Funding for this project has been provided by the California Greenhouse Gas Reduction Fund through the California Department of Forestry and Fire Protection (CAL FIRE), Urban and Community Forestry Program.
Did you know that nearly 20% of Balboa Park’s 15,302 trees are designated Poor, Critical or Dead due to disease & drought?
The Conservancy is preserving, protecting, and renewing Balboa Park’s urban forest with the help of tree lovers like YOU.
We Collect Data. We completed a comprehensive Tree Inventory for all of Balboa Park, locating each tree, its species and condition using GIS. This helps us better care for the trees and supports strategic decision-making.
We Plant Trees. Through our program Tree Balboa Park we’re planting 500 trees in partnership with the City of San Diego through a generous grant from CAL FIRE.
We Educate. We work with Urban Corps to plant trees in Balboa Park, providing young adults with paid job training, and important work and life skills. With Tree San Diego, we train disadvantaged students to plant and water trees—providing knowledge and hands-on experience they can use in their own backyard.
We Advocate. We partner with the City of San Diego Parks and Recreation Department and organizations like CAL FIRE, the San Diego Regional Urban Forests Council, Urban Corps, and Tree San Diego to increase the awareness and support for our urban forest.

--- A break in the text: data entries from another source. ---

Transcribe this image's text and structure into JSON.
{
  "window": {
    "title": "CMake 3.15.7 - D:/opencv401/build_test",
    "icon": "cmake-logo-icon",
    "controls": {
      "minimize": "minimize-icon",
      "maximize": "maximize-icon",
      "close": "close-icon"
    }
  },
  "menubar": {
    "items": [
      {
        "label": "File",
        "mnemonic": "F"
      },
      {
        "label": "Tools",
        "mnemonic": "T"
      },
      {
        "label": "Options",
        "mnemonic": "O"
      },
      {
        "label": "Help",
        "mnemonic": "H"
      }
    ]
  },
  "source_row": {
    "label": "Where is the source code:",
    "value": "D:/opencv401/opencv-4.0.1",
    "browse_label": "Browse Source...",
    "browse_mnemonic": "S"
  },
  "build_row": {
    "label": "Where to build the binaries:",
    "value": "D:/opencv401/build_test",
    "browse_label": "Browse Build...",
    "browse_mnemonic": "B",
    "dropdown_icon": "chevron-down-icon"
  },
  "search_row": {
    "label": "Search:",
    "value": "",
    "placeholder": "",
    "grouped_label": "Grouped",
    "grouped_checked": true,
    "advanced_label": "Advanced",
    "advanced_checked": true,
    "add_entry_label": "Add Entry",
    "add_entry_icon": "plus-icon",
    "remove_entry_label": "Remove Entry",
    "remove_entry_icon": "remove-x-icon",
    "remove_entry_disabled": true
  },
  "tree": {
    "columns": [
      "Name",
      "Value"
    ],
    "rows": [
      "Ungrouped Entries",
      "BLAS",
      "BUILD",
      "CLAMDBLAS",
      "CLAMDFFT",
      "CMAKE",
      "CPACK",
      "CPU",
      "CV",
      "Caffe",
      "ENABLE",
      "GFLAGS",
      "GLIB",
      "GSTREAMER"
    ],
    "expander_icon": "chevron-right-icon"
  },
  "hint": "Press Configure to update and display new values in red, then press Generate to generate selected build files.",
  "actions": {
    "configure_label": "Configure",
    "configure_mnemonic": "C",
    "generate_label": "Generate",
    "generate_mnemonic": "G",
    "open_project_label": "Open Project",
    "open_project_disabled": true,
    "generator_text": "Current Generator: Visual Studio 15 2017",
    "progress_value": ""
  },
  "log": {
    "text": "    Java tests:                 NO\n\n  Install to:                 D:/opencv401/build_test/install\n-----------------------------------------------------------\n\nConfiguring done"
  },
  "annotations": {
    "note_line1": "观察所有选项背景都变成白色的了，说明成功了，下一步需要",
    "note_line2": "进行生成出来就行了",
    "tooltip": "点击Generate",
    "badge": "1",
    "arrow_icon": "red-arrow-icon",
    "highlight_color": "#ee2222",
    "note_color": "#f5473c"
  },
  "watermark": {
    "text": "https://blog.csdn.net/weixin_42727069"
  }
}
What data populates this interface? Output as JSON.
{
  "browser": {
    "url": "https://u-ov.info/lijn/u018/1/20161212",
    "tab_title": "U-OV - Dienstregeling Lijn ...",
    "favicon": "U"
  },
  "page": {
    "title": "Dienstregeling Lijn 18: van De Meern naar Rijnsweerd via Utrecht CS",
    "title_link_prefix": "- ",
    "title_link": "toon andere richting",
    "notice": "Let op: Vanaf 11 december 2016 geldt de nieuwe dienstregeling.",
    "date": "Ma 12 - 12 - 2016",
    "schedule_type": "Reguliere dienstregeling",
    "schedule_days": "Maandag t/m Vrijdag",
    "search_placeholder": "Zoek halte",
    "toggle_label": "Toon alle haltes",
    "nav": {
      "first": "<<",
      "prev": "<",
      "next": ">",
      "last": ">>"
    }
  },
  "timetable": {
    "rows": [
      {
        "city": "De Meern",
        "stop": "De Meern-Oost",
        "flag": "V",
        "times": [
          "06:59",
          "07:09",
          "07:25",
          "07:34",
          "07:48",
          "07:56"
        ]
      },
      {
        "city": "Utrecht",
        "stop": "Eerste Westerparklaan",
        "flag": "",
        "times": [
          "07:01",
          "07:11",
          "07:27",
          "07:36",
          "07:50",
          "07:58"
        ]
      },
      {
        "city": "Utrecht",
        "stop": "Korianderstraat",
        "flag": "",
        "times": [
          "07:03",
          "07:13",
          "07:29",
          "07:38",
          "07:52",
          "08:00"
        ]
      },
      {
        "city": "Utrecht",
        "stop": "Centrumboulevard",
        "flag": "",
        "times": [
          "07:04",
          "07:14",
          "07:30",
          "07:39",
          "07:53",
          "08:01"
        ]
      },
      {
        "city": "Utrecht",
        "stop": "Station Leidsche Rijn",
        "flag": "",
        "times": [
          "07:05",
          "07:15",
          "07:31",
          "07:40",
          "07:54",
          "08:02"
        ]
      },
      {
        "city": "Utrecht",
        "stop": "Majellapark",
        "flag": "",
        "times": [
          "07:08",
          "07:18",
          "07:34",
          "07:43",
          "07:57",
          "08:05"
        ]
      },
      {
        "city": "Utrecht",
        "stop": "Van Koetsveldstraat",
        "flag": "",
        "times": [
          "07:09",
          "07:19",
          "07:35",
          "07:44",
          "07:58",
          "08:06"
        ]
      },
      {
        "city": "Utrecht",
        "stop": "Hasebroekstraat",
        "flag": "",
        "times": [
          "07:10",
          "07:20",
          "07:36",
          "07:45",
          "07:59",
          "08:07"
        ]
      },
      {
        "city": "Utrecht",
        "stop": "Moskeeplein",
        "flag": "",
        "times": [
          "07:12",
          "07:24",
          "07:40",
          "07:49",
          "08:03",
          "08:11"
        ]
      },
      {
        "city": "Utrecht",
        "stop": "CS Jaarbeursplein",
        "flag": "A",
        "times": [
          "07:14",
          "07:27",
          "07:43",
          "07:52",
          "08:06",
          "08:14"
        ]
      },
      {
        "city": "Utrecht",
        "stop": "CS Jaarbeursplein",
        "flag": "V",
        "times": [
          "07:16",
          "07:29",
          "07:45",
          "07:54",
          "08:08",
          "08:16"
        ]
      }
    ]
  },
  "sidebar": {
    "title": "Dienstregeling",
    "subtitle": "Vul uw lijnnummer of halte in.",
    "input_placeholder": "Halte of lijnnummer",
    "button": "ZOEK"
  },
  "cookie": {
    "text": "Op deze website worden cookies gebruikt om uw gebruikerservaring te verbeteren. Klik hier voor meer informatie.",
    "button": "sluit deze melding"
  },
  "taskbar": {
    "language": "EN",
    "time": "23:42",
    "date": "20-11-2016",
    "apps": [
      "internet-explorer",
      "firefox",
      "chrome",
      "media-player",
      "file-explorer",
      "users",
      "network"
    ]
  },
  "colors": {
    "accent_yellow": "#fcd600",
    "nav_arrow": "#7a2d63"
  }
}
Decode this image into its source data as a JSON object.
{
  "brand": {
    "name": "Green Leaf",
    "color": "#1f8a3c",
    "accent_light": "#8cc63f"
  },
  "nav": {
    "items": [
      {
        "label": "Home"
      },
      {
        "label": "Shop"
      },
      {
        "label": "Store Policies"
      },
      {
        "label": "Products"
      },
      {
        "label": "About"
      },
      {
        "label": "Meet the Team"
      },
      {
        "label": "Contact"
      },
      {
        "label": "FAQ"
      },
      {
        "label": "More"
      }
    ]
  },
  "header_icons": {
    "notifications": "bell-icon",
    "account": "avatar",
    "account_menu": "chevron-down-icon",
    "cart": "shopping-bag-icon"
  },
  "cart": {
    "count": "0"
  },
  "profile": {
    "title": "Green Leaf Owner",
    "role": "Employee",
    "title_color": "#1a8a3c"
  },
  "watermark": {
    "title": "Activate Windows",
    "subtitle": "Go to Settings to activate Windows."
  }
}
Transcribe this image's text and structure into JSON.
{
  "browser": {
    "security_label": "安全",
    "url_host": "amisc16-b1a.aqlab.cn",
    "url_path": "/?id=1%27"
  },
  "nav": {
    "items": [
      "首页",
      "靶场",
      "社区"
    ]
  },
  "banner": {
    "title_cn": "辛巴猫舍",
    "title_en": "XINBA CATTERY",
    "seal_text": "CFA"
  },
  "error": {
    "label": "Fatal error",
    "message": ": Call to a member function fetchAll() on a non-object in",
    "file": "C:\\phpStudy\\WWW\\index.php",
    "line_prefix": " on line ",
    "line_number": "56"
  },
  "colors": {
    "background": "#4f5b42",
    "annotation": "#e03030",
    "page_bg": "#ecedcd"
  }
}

Are You a Tree lover?
The Conservancy serves as a catalyst for excellence in the park—but we cannot do it alone. We need to build our community of supporters to promote the growth of the volunteer programs, to help reforest Balboa Park, to advocate for sustainable revenue streams, and to plan and execute meaningful park projects.
With your help, we’re investing in the reforestation of Balboa Park. Trees are an important part of helping the city reach its goals in the recently approved Climate Action Plan, and we are doing our part to help preserve, protect and renew this incredible natural resource.
How you can help
Give a Gift
Help build the legacy of Balboa Park when you donate to the Trees Forever fund. The Balboa Park Conservancy provides expertise, resources and advocacy to implement all of these important urban forestry initiatives. Planting a tree is one of the single most meaningful ways to recognize someone important you. Any size gift can become a “Tribute Gift” – made in honor or memory of someone special. Please let us know if you would like to recognize someone with the gift of reforestation for Balboa Park. Please email Noelle@balboapark.org or call us at (619) 331-1991 to create your experience.
Become a Tree Steward
Help strengthen the sustainability of Balboa park when you become a trained volunteer Tree Steward—supporting the planting, maintenance and care of this unique urban forest.